George Steiner (Francis George Steiner) Biography
(1929– ), (Francis George Steiner), Tolstoy or Dostoevsky, Language and Silence

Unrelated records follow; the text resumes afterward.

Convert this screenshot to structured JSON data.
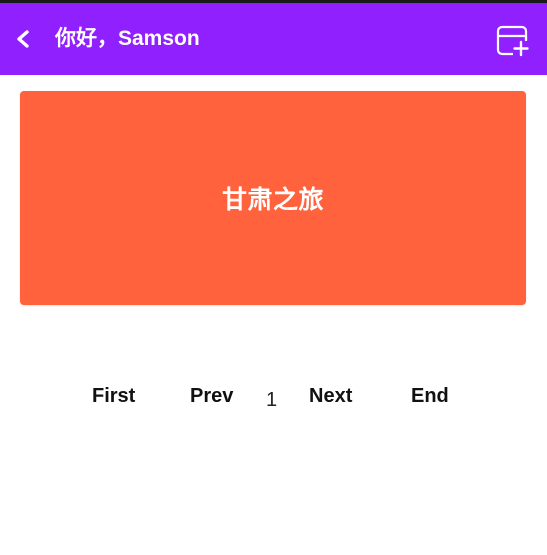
{
  "app_bar": {
    "back_label": "<",
    "title": "你好，Samson",
    "add_icon": "add-board-icon",
    "background_color": "#9020fd"
  },
  "trips": [
    {
      "title": "甘肃之旅",
      "color": "#ff623d"
    }
  ],
  "pagination": {
    "first_label": "First",
    "prev_label": "Prev",
    "current_page": "1",
    "next_label": "Next",
    "end_label": "End"
  }
}
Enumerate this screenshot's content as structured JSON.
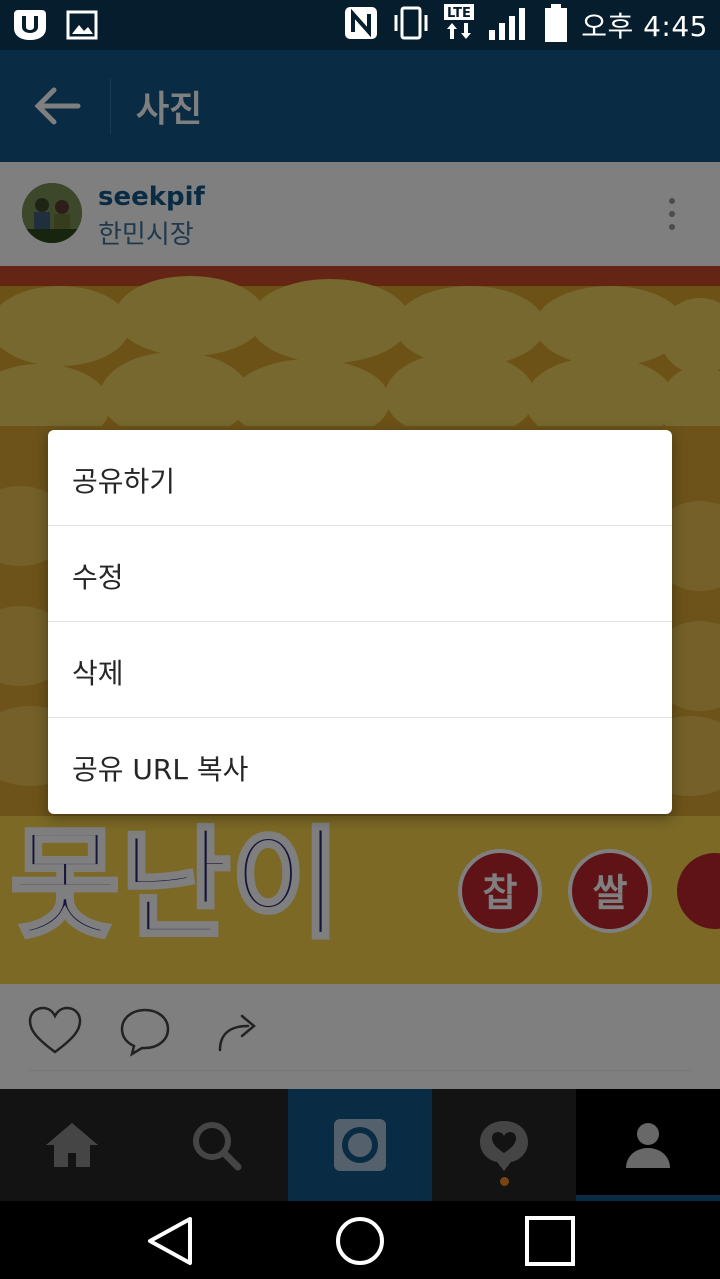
{
  "status_bar": {
    "time": "오후 4:45",
    "icons": [
      "uplus-icon",
      "image-icon",
      "nfc-icon",
      "vibrate-icon",
      "lte-icon",
      "signal-icon",
      "battery-icon"
    ],
    "lte_label": "LTE"
  },
  "app_bar": {
    "title": "사진",
    "back_icon": "arrow-left-icon"
  },
  "post": {
    "username": "seekpif",
    "location": "한민시장",
    "photo_sign_text": "못난이",
    "photo_badge_text": [
      "찹",
      "쌀"
    ]
  },
  "actions": [
    "heart-icon",
    "comment-icon",
    "share-icon"
  ],
  "dialog": {
    "items": [
      {
        "label": "공유하기"
      },
      {
        "label": "수정"
      },
      {
        "label": "삭제"
      },
      {
        "label": "공유 URL 복사"
      }
    ]
  },
  "tabs": [
    {
      "name": "home",
      "icon": "home-icon"
    },
    {
      "name": "search",
      "icon": "search-icon"
    },
    {
      "name": "camera",
      "icon": "camera-icon"
    },
    {
      "name": "activity",
      "icon": "activity-heart-icon"
    },
    {
      "name": "profile",
      "icon": "profile-icon"
    }
  ],
  "colors": {
    "app_bar": "#125688",
    "status_bar": "#061d2e",
    "tab_bar": "#262626",
    "notification_dot": "#f08a24"
  }
}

American critic, born in Paris of Austrian-Jewish parents; from 1940, when his family fled France, he grew up in America. He was educated at the University of Chicago, Harvard, and Balliol College, Oxford. In 1961 he became a fellow of Churchill College, Cambridge, and was appointed Professor of English and Comparative Literature at the University of Geneva in 1974. Much of Steiner's writing is deeply informed by loss of faith in the civilizing power of liberal humanism as a result of modern history's barbaric record of major wars, ruthless totalitarianism, and, most notably, the Nazis' treatment of the Jewish people. His view of literature as inseparable from its broader cultural contexts was clear from Tolstoy or Dostoevsky (1959), his first major publication, which challenged the claims of the New Criticism that social and historical factors are not relevant to literary analysis. Language and Silence (1967) examined the effects of science and mass communications on language and literature, concluding that silence may be the only supportable option for a writer confronted with the twentieth century's moral abnegation. After Babel: Aspects of Language and Translation (1975), widely regarded as his most important work, surveys a remarkable range of literary and linguistic theory in proposing that the intrinsic differences between languages and cultures are of greater significance than their apparent similarities. His other works include Real Presences (1989), in which he argues that meaning in literature and the other arts is ultimately of a moral and metaphysical nature. His best-known work of fiction is The Portage to San Cristobal of A. H. (1979), in which Adolf Hitler, an aged fugitive in South America, speaks in defence of his actions; it was adapted for the stage by Christopher Hampton in 1982.